Data entries
== == ==
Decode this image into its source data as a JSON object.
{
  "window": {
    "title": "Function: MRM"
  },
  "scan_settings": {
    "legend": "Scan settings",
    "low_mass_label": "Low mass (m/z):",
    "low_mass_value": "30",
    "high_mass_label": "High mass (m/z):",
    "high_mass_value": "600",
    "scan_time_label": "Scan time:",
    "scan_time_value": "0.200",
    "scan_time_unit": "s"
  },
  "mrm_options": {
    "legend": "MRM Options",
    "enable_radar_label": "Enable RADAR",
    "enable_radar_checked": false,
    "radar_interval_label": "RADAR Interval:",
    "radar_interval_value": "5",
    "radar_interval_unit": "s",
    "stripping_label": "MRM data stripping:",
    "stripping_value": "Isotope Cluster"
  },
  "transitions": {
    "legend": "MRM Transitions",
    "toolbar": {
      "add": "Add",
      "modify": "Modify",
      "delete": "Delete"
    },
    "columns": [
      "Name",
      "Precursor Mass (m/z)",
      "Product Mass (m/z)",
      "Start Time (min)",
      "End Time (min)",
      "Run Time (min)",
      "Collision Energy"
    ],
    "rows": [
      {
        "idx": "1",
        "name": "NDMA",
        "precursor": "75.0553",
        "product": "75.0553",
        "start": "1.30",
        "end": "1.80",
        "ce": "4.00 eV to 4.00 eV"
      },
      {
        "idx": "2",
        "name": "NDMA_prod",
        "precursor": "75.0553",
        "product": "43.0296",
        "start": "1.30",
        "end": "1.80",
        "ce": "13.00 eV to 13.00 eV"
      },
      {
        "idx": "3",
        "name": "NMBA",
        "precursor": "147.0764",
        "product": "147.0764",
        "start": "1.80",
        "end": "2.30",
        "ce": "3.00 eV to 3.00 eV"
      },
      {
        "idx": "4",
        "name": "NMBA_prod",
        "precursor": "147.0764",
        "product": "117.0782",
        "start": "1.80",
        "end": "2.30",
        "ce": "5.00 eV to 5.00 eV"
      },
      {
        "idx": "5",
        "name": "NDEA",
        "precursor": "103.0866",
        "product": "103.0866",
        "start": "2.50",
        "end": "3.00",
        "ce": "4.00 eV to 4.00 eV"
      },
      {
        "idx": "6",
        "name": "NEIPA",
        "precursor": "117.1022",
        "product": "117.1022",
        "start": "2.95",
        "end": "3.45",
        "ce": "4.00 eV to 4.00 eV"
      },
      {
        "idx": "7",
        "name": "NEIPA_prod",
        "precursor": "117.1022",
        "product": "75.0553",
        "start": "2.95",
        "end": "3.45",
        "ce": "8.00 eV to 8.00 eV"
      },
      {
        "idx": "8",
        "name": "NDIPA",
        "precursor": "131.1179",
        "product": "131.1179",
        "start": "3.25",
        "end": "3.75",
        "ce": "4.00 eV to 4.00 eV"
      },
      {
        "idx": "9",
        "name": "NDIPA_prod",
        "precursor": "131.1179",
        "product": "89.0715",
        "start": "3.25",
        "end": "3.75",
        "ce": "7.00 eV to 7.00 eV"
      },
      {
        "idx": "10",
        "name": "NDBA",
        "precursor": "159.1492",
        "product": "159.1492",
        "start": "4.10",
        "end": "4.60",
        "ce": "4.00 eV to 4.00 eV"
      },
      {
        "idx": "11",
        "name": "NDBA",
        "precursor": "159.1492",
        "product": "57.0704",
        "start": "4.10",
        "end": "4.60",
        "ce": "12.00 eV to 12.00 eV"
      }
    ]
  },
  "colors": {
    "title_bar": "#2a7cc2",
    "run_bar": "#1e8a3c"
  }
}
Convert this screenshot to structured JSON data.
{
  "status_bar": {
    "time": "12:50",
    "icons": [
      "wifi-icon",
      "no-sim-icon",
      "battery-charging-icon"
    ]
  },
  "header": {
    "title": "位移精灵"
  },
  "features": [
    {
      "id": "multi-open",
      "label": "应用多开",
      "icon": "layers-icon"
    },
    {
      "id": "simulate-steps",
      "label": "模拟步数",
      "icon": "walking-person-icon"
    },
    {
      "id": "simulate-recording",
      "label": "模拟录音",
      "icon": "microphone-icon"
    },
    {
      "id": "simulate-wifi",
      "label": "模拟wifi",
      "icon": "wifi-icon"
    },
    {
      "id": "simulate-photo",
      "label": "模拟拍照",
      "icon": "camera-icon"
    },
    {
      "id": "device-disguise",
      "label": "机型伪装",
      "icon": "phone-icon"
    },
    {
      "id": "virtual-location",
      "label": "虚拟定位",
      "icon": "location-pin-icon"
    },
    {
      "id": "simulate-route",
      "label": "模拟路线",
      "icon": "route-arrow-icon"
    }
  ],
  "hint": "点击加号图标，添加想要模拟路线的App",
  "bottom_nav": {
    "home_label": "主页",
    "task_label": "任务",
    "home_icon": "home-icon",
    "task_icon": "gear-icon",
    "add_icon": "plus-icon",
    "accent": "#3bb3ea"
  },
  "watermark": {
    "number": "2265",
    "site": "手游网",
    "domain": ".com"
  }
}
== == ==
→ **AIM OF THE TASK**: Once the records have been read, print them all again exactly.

→ **EXERCISE SOLUTION**:
Decode this image into its source data as a JSON object.
{
  "window": {
    "title": "Function: MRM"
  },
  "scan_settings": {
    "legend": "Scan settings",
    "low_mass_label": "Low mass (m/z):",
    "low_mass_value": "30",
    "high_mass_label": "High mass (m/z):",
    "high_mass_value": "600",
    "scan_time_label": "Scan time:",
    "scan_time_value": "0.200",
    "scan_time_unit": "s"
  },
  "mrm_options": {
    "legend": "MRM Options",
    "enable_radar_label": "Enable RADAR",
    "enable_radar_checked": false,
    "radar_interval_label": "RADAR Interval:",
    "radar_interval_value": "5",
    "radar_interval_unit": "s",
    "stripping_label": "MRM data stripping:",
    "stripping_value": "Isotope Cluster"
  },
  "transitions": {
    "legend": "MRM Transitions",
    "toolbar": {
      "add": "Add",
      "modify": "Modify",
      "delete": "Delete"
    },
    "columns": [
      "Name",
      "Precursor Mass (m/z)",
      "Product Mass (m/z)",
      "Start Time (min)",
      "End Time (min)",
      "Run Time (min)",
      "Collision Energy"
    ],
    "rows": [
      {
        "idx": "1",
        "name": "NDMA",
        "precursor": "75.0553",
        "product": "75.0553",
        "start": "1.30",
        "end": "1.80",
        "ce": "4.00 eV to 4.00 eV"
      },
      {
        "idx": "2",
        "name": "NDMA_prod",
        "precursor": "75.0553",
        "product": "43.0296",
        "start": "1.30",
        "end": "1.80",
        "ce": "13.00 eV to 13.00 eV"
      },
      {
        "idx": "3",
        "name": "NMBA",
        "precursor": "147.0764",
        "product": "147.0764",
        "start": "1.80",
        "end": "2.30",
        "ce": "3.00 eV to 3.00 eV"
      },
      {
        "idx": "4",
        "name": "NMBA_prod",
        "precursor": "147.0764",
        "product": "117.0782",
        "start": "1.80",
        "end": "2.30",
        "ce": "5.00 eV to 5.00 eV"
      },
      {
        "idx": "5",
        "name": "NDEA",
        "precursor": "103.0866",
        "product": "103.0866",
        "start": "2.50",
        "end": "3.00",
        "ce": "4.00 eV to 4.00 eV"
      },
      {
        "idx": "6",
        "name": "NEIPA",
        "precursor": "117.1022",
        "product": "117.1022",
        "start": "2.95",
        "end": "3.45",
        "ce": "4.00 eV to 4.00 eV"
      },
      {
        "idx": "7",
        "name": "NEIPA_prod",
        "precursor": "117.1022",
        "product": "75.0553",
        "start": "2.95",
        "end": "3.45",
        "ce": "8.00 eV to 8.00 eV"
      },
      {
        "idx": "8",
        "name": "NDIPA",
        "precursor": "131.1179",
        "product": "131.1179",
        "start": "3.25",
        "end": "3.75",
        "ce": "4.00 eV to 4.00 eV"
      },
      {
        "idx": "9",
        "name": "NDIPA_prod",
        "precursor": "131.1179",
        "product": "89.0715",
        "start": "3.25",
        "end": "3.75",
        "ce": "7.00 eV to 7.00 eV"
      },
      {
        "idx": "10",
        "name": "NDBA",
        "precursor": "159.1492",
        "product": "159.1492",
        "start": "4.10",
        "end": "4.60",
        "ce": "4.00 eV to 4.00 eV"
      },
      {
        "idx": "11",
        "name": "NDBA",
        "precursor": "159.1492",
        "product": "57.0704",
        "start": "4.10",
        "end": "4.60",
        "ce": "12.00 eV to 12.00 eV"
      }
    ]
  },
  "colors": {
    "title_bar": "#2a7cc2",
    "run_bar": "#1e8a3c"
  }
}
Convert this screenshot to structured JSON data.
{
  "status_bar": {
    "time": "12:50",
    "icons": [
      "wifi-icon",
      "no-sim-icon",
      "battery-charging-icon"
    ]
  },
  "header": {
    "title": "位移精灵"
  },
  "features": [
    {
      "id": "multi-open",
      "label": "应用多开",
      "icon": "layers-icon"
    },
    {
      "id": "simulate-steps",
      "label": "模拟步数",
      "icon": "walking-person-icon"
    },
    {
      "id": "simulate-recording",
      "label": "模拟录音",
      "icon": "microphone-icon"
    },
    {
      "id": "simulate-wifi",
      "label": "模拟wifi",
      "icon": "wifi-icon"
    },
    {
      "id": "simulate-photo",
      "label": "模拟拍照",
      "icon": "camera-icon"
    },
    {
      "id": "device-disguise",
      "label": "机型伪装",
      "icon": "phone-icon"
    },
    {
      "id": "virtual-location",
      "label": "虚拟定位",
      "icon": "location-pin-icon"
    },
    {
      "id": "simulate-route",
      "label": "模拟路线",
      "icon": "route-arrow-icon"
    }
  ],
  "hint": "点击加号图标，添加想要模拟路线的App",
  "bottom_nav": {
    "home_label": "主页",
    "task_label": "任务",
    "home_icon": "home-icon",
    "task_icon": "gear-icon",
    "add_icon": "plus-icon",
    "accent": "#3bb3ea"
  },
  "watermark": {
    "number": "2265",
    "site": "手游网",
    "domain": ".com"
  }
}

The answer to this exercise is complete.